Apple's Siri has Rival in Sensory

Among the features of the which should start reaching consumers' hands this week, is a baked-in personal assistant app called . The software uses speech recognition, artificial intelligence, and tight integration to the phone's built-in apps to create a "personal assistant" to perform a multitude of tasks for you. As powerful as Siri is, however, a speech recognition product made by a company called Sensory, Inc. may outshine Apple's offering in the long run.

While the name of Sensory's product -- Trulyhandsfree Voice Control 2.0 -- doesn't slip off the tongue as smoothly as Siri, it does something that all speech recognition programs have had a devil of a time doing: recognizing speech in hostile ambient noise environments.
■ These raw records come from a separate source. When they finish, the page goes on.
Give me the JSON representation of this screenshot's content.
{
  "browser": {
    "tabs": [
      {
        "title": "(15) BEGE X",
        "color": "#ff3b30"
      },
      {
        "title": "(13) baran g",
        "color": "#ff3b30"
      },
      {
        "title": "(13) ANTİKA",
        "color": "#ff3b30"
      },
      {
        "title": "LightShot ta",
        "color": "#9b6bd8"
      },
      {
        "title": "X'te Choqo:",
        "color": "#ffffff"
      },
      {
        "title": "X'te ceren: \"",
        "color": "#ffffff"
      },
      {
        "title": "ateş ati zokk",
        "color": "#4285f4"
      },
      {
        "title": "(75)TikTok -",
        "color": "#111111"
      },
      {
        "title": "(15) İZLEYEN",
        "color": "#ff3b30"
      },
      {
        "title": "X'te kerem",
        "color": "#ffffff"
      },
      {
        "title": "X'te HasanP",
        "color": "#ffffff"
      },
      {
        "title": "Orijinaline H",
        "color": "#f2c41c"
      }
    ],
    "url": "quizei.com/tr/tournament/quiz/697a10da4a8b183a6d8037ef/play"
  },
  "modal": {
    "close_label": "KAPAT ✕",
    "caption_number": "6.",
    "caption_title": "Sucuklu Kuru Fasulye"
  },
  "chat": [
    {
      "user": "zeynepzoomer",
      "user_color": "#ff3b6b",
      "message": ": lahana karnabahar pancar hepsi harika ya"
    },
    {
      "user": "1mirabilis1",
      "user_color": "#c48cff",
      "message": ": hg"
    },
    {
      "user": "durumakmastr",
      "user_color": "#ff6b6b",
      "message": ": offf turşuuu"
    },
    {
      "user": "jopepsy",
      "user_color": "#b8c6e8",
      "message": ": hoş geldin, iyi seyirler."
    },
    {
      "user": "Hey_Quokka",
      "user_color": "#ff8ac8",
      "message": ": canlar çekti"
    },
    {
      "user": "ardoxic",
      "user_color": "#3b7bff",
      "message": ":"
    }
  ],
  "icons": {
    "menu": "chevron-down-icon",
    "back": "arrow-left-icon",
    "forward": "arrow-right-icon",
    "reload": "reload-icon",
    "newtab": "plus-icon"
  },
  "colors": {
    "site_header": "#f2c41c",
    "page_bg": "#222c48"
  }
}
"It's amazing," Michael Morgan, a mobile devices analyst with ABI Research in New York City, tells PC World. "They've used some kind of black magic so you can have your phone in your pocket in a noisy environment and issue voice commands."

Better yet, the software is "always on." You don't have to punch any buttons to activate it, as you do with Siri.

Ordinarily, an "always on" speech recognition application is asking for trouble. That's because the software can't determine when you're speaking to it or talking to someone else. Sensory's speaker-independent software appears to address that problem with highly accurate recognition and the capability to recognize commands, even when they're embedded in sentences, surrounded by ambient sound, and spoken as far as 20 feet from a phone.

"You can leave it on and talk for two hours, and it will not misfire, and it will pick up the second you say a command," Morgan says. "It does an excellent job."